In the interest of farms like Polykulture, who truly adhere to a triple bottom line priority of people, planet, and profit, Flow Kana is working to ensure that legalization will provide an opportunity to change people’s conceptions of cannabis. During the era of prohibition, much of the industry catered to high-tolerance consumers who were looking to get the most bang for their buck. The result was more growers who opted for energy-intensive indoor operations. However, with its myriad applications for health and it’s ability to safely replace addictive pharmaceuticals for many patients, that status quo is slowly shifting. Now that consumers have the luxury of asking questions about their cannabis and how to use it, Flow Kana is working to implement standards and certifications for pesticide-free, sungrown, and sustainable cannabis. The company is also working on their own ad campaigns to tout the environmental and health benefits of purchasing sungrown cannabis and they have a number of educational initiatives that they plan on bringing to their farmers and the public in the near future.
Hearing Johanna speak about Polykulture gave me a glimpse into an ideal future for the legal cannabis industry. Rather than dreams of growth and massive scale, Polykulture’s vision for the future looks a lot more like a “thriving small farm that produces a CSA which will deliver cannabis, herbs, vegetables, and flowers to your doorstep.” She says that “for those who have carried the industry for so many years during prohibition, this is why the small farm hidden in the trees is still here today, for that vision.”
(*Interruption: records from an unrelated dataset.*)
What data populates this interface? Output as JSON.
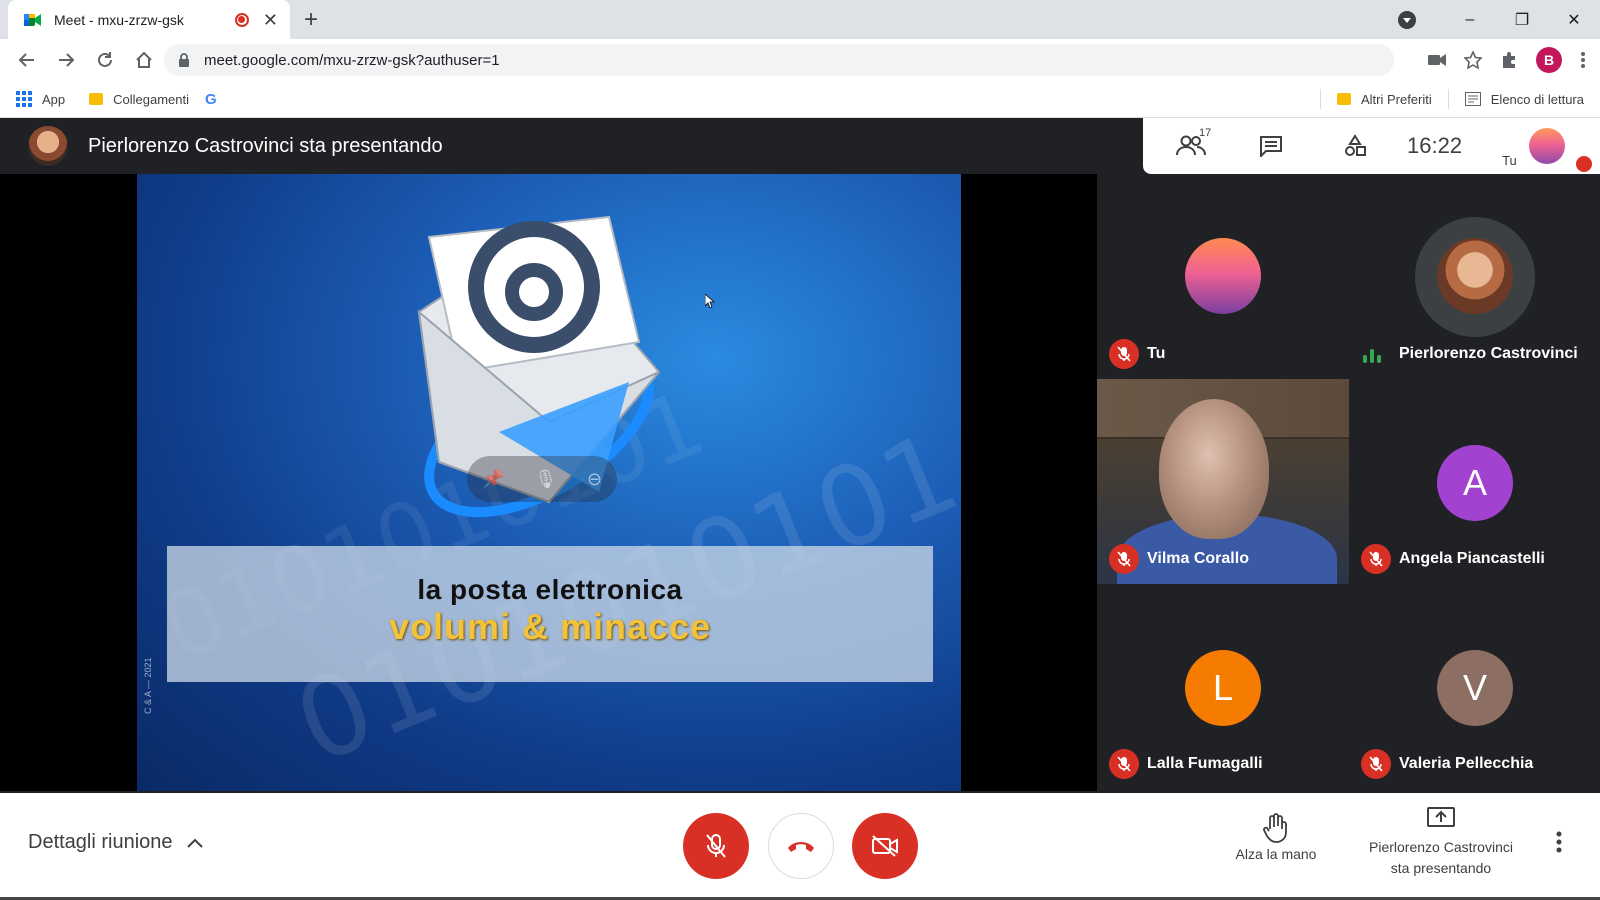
{
  "browser": {
    "tab_title": "Meet - mxu-zrzw-gsk",
    "tab_close": "✕",
    "new_tab": "+",
    "url": "meet.google.com/mxu-zrzw-gsk?authuser=1",
    "profile_initial": "B",
    "bookmarks": {
      "apps": "App",
      "collegamenti": "Collegamenti",
      "google": "G",
      "altri_preferiti": "Altri Preferiti",
      "elenco_lettura": "Elenco di lettura"
    },
    "window_controls": {
      "minimize": "–",
      "restore": "❐",
      "close": "✕"
    }
  },
  "meet": {
    "presenter_banner": "Pierlorenzo Castrovinci sta presentando",
    "people_count": "17",
    "clock": "16:22",
    "self_label": "Tu",
    "slide": {
      "line1": "la posta elettronica",
      "line2": "volumi & minacce",
      "binary_watermark": "0101010101",
      "copyright": "C & A — 2021"
    },
    "participants": [
      {
        "name": "Tu",
        "kind": "photo",
        "muted": true
      },
      {
        "name": "Pierlorenzo Castrovinci",
        "kind": "photo",
        "muted": false,
        "speaking": true
      },
      {
        "name": "Vilma Corallo",
        "kind": "video",
        "muted": true
      },
      {
        "name": "Angela Piancastelli",
        "kind": "letter",
        "letter": "A",
        "color": "#a142d1",
        "muted": true
      },
      {
        "name": "Lalla Fumagalli",
        "kind": "letter",
        "letter": "L",
        "color": "#f57c00",
        "muted": true
      },
      {
        "name": "Valeria Pellecchia",
        "kind": "letter",
        "letter": "V",
        "color": "#8d6e63",
        "muted": true
      }
    ],
    "bottom": {
      "details": "Dettagli riunione",
      "raise_hand": "Alza la mano",
      "presenting_line1": "Pierlorenzo Castrovinci",
      "presenting_line2": "sta presentando"
    }
  },
  "colors": {
    "danger": "#d93025",
    "accent": "#1a73e8",
    "speaking": "#34a853"
  }
}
As it turns out, supporting a sustainable cannabis industry comes down to a lot of the same actions that it takes to encourage a sustainable fashion or food industry. Asking questions about where products come from, how they were grown or manufactured, and who grew them is the number one thing that every consumer of cannabis - both recreational and medical - should be doing. Beyond that, advocating for better regulations and working with legislators to continuously improve the laws is incredibly important. In an industry that derives much of its influence from money, the consumer’s voice and purchasing power can play a big role. Supporting small businesses like Polykulture as well as the larger initiatives like Flow Kana is a small but potent action that consumers can incorporate into their personal cannabis routine.
Sustaining Life will be delving deeper into the topic of sustainability and cannabis in the coming weeks and speaking with more sustainable cannabis companies like Mondo Meds, Kiva Confections, and Lowell Smokes. Next up we’ll be discussing further steps along the cannabis supply chain (packaging, plastic, and edibles), labor in California’s cannabis industry, cool women and people of color in the cannabis industry as a whole, and sustainable ways of consuming the medicinal plant. If you have specific questions or suggestions for topics within the subject that you’d like to hear about, please leave a comment below! For now, I’m off to enjoy 4/20 and the weekend with a sungrown, organic, California cannabis filled joint in hand...